Did you know that Microsoft Excel allows you to define a specific name for any cell, something which can make locating and referencing that cell a lot easier?
For example, in a basic Excel formula, you may need to multiple the value in cell A1 (average monthly overhead) by the value in cell B1 (number of months) using the formula =sum(A1xB1). This would create the desired total in cell C1.
Now imagine you could name cell A1 “Overheads” and the cell B1 “Months”. The same formula above could now be expressed as =(OverheadsxMonths). So you can see how pinpointing the right figures needed to produce your quarterly or annual business projections could be made a little simpler.
How does it work?
To create a defined name for any cell right-click the cell and choose Define Name. Once clicked, a New Name window, like the one shown below should appear. Fill out the name you want to use and click Ok.
There are several types of names you can create and use:
Defined name – a name that stands for a cell, range of cells, formula, or constant value. You can define your own names or sometimes Microsoft Office Excel creates a defined name for you, such as when you set a print area.

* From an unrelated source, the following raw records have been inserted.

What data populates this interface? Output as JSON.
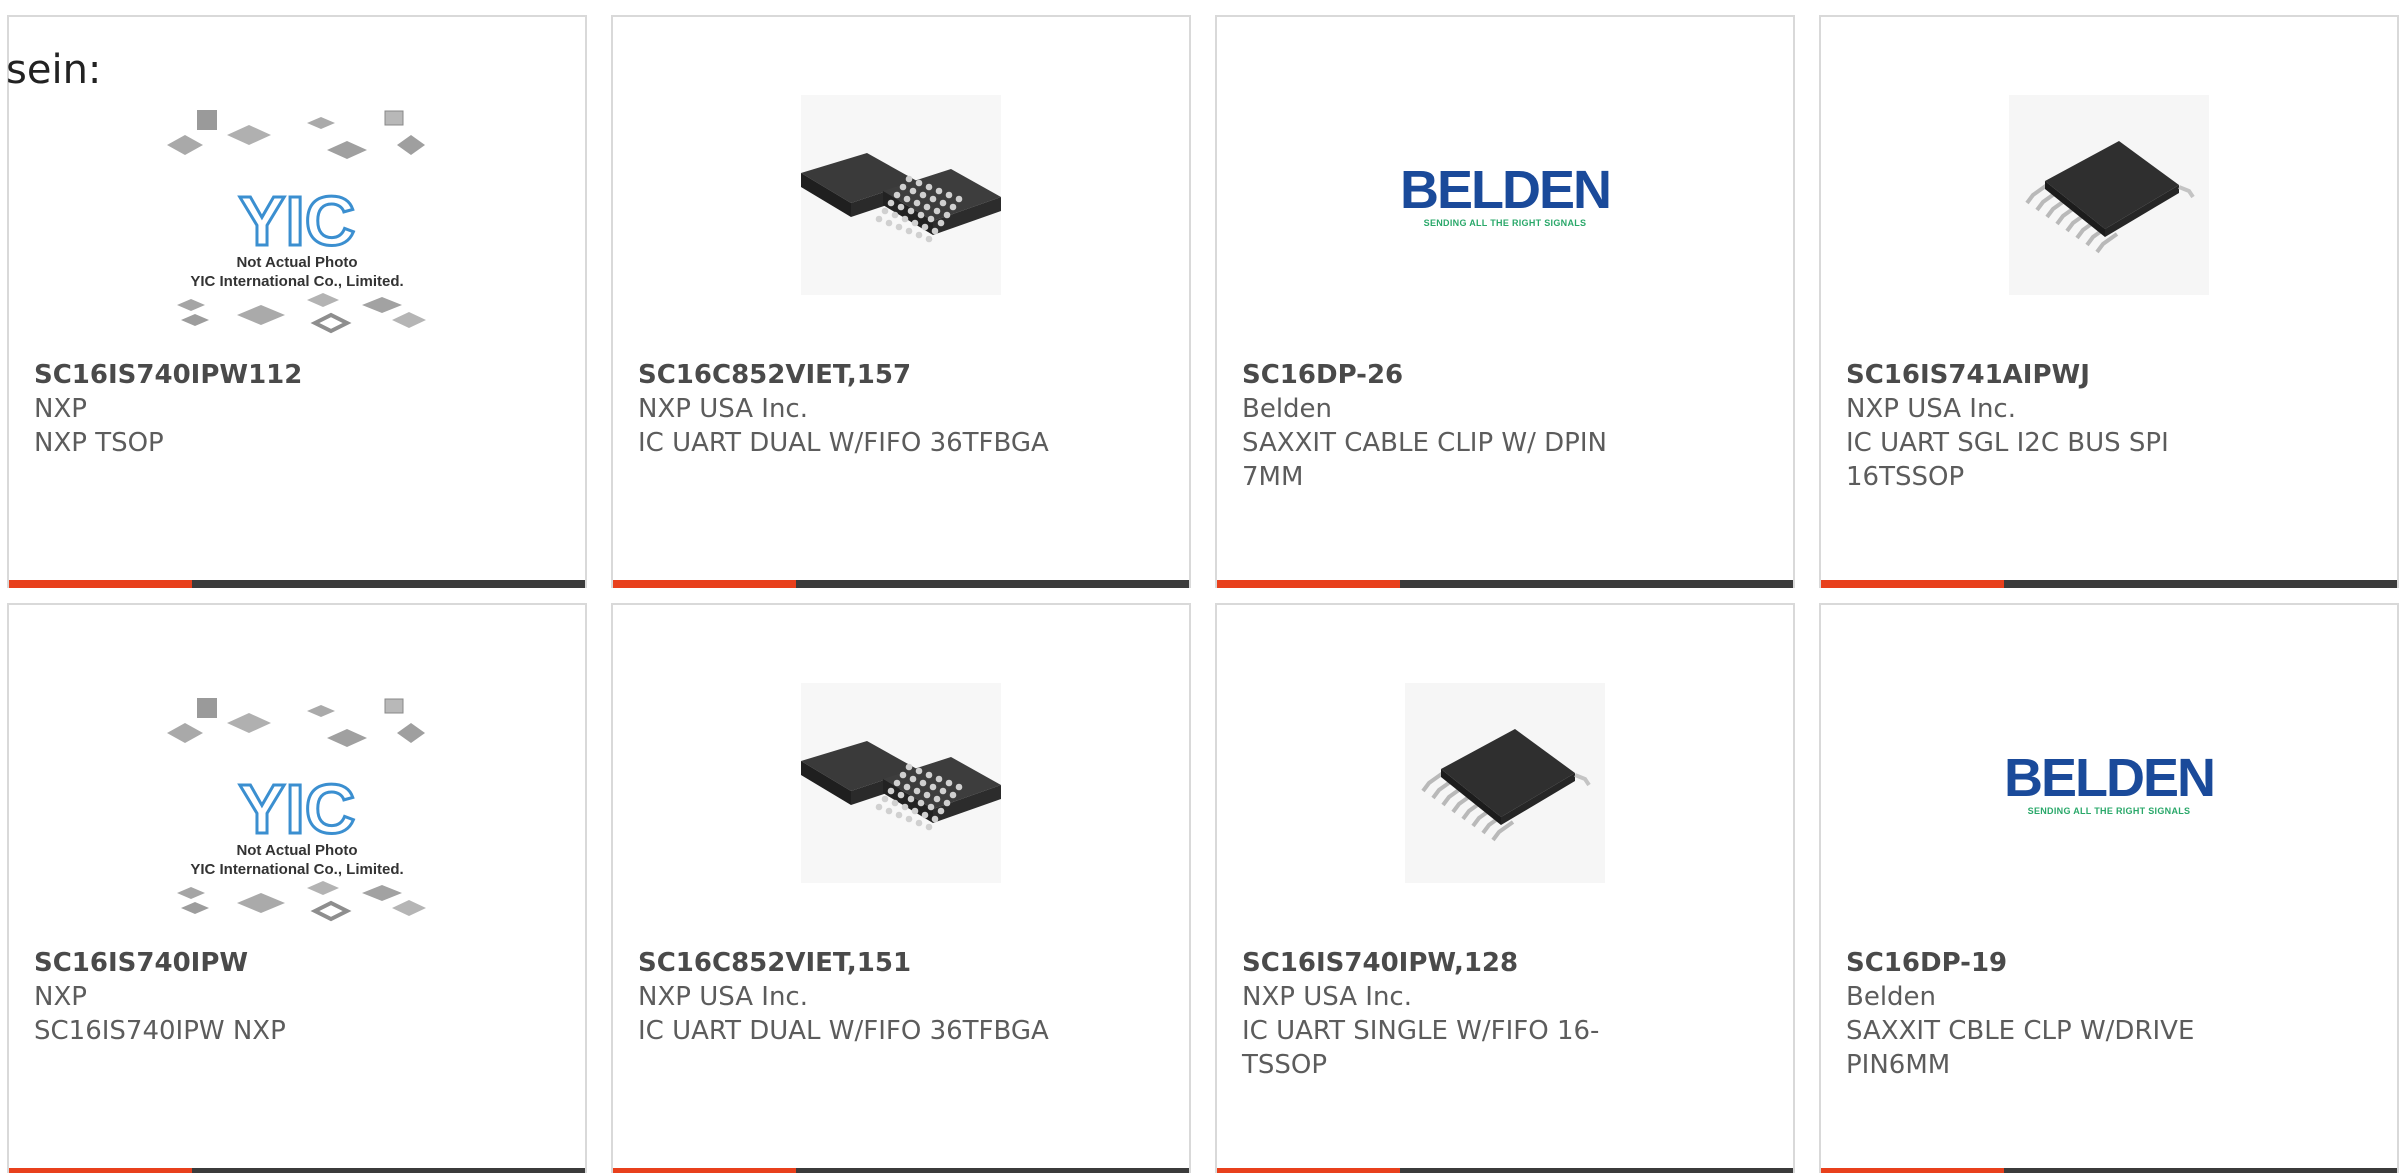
{
  "header_fragment": "sein:",
  "colors": {
    "accent": "#e8401c",
    "bar": "#3b3b3b",
    "belden_blue": "#1a4a9a",
    "belden_green": "#2aa86a",
    "yic_blue": "#3b8fd0"
  },
  "yic_note": {
    "line1": "Not Actual Photo",
    "line2": "YIC International Co., Limited.",
    "logo_text": "YIC"
  },
  "belden_logo": {
    "word": "BELDEN",
    "tagline": "SENDING ALL THE RIGHT SIGNALS"
  },
  "products": [
    {
      "part_number": "SC16IS740IPW112",
      "manufacturer": "NXP",
      "desc_lines": [
        "NXP TSOP"
      ],
      "image": "yic-placeholder"
    },
    {
      "part_number": "SC16C852VIET,157",
      "manufacturer": "NXP USA Inc.",
      "desc_lines": [
        "IC UART DUAL W/FIFO 36TFBGA"
      ],
      "image": "bga-chip"
    },
    {
      "part_number": "SC16DP-26",
      "manufacturer": "Belden",
      "desc_lines": [
        "SAXXIT CABLE CLIP W/ DPIN",
        "7MM"
      ],
      "image": "belden-logo"
    },
    {
      "part_number": "SC16IS741AIPWJ",
      "manufacturer": "NXP USA Inc.",
      "desc_lines": [
        "IC UART SGL I2C BUS SPI",
        "16TSSOP"
      ],
      "image": "tssop-chip"
    },
    {
      "part_number": "SC16IS740IPW",
      "manufacturer": "NXP",
      "desc_lines": [
        "SC16IS740IPW NXP"
      ],
      "image": "yic-placeholder"
    },
    {
      "part_number": "SC16C852VIET,151",
      "manufacturer": "NXP USA Inc.",
      "desc_lines": [
        "IC UART DUAL W/FIFO 36TFBGA"
      ],
      "image": "bga-chip"
    },
    {
      "part_number": "SC16IS740IPW,128",
      "manufacturer": "NXP USA Inc.",
      "desc_lines": [
        "IC UART SINGLE W/FIFO 16-",
        "TSSOP"
      ],
      "image": "tssop-chip"
    },
    {
      "part_number": "SC16DP-19",
      "manufacturer": "Belden",
      "desc_lines": [
        "SAXXIT CBLE CLP W/DRIVE",
        "PIN6MM"
      ],
      "image": "belden-logo"
    }
  ]
}
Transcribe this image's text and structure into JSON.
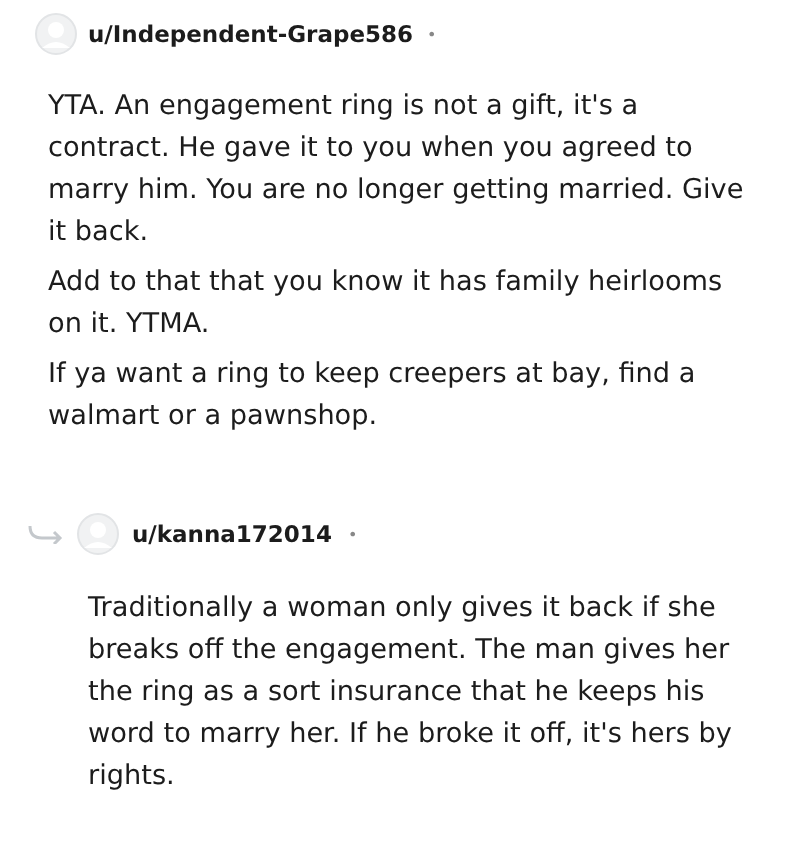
{
  "comments": [
    {
      "username": "u/Independent-Grape586",
      "separator": "•",
      "is_reply": false,
      "paragraphs": [
        "YTA. An engagement ring is not a gift, it's a contract. He gave it to you when you agreed to marry him. You are no longer getting married. Give it back.",
        "Add to that that you know it has family heirlooms on it. YTMA.",
        "If ya want a ring to keep creepers at bay, find a walmart or a pawnshop."
      ]
    },
    {
      "username": "u/kanna172014",
      "separator": "•",
      "is_reply": true,
      "paragraphs": [
        "Traditionally a woman only gives it back if she breaks off the engagement. The man gives her the ring as a sort insurance that he keeps his word to marry her. If he broke it off, it's hers by rights."
      ]
    }
  ]
}
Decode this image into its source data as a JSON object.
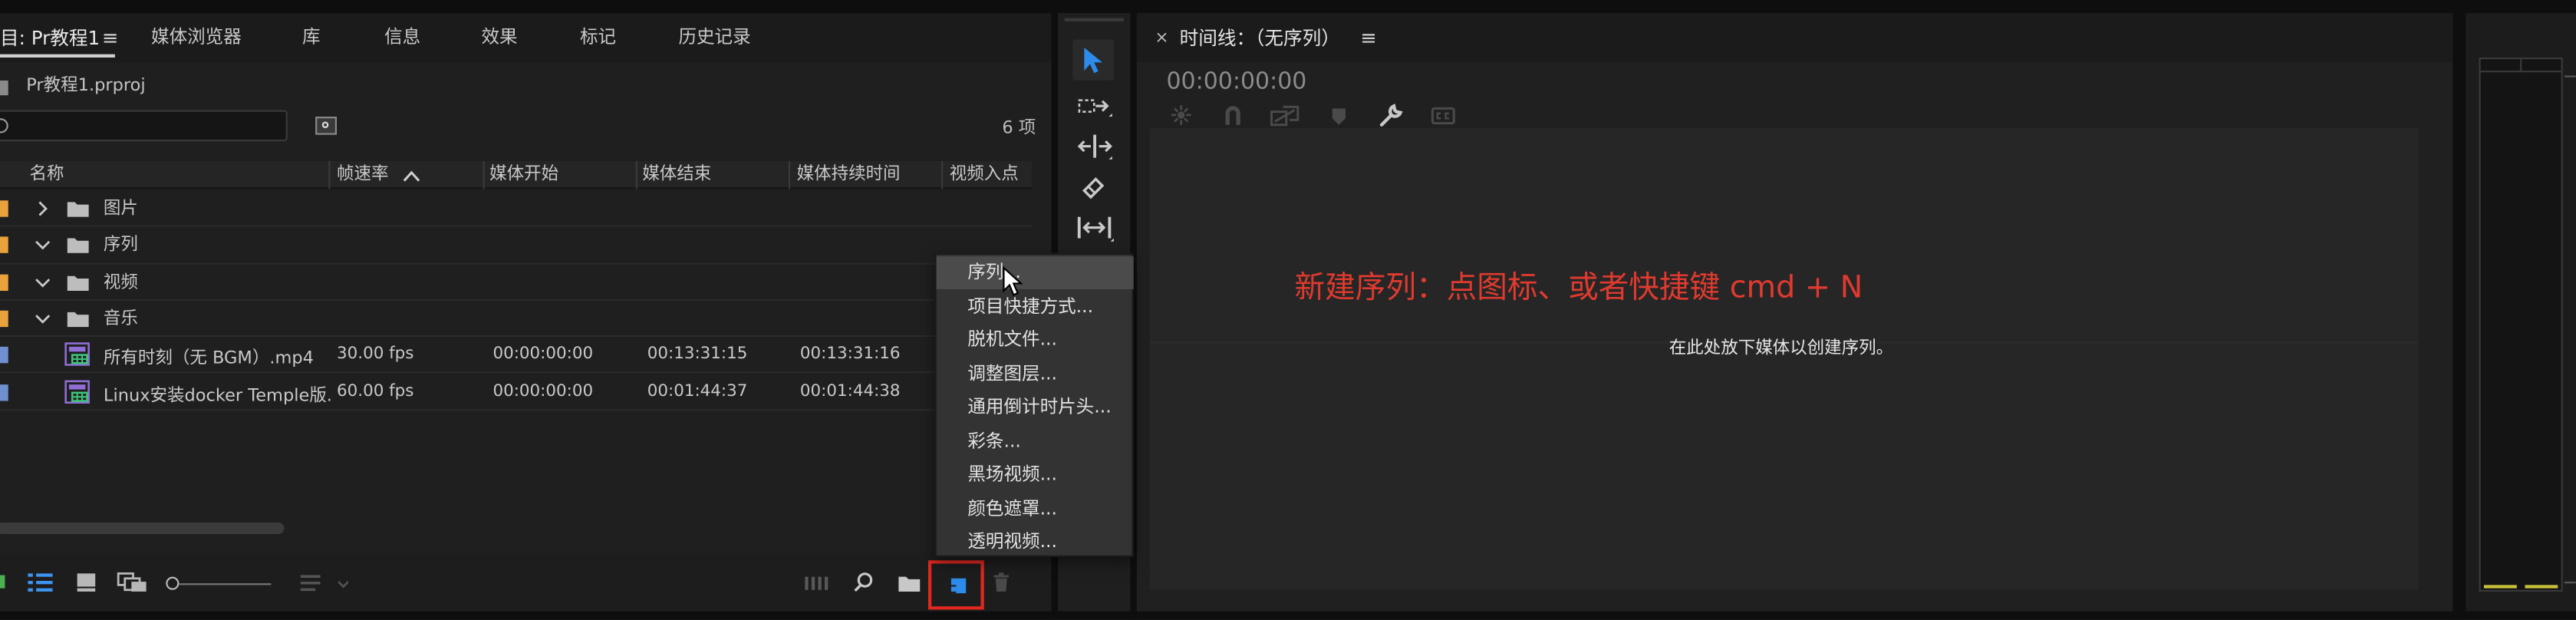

Table name – this is a name for an Excel table, which is a collection of data referring to a specific subject, which is stored in rows and columns within your Excel worksheet. A default Excel table name of Table1, Table2 is created each time you insert a table, but you can change a table’s name to make it more meaningful.
Examples of Excel names
The following table shows some common examples of names and how they can improve clarity and understanding within a complicated spreadsheet.
For more information, please consult Microsoft’s support article entitled: Define and use names in formulas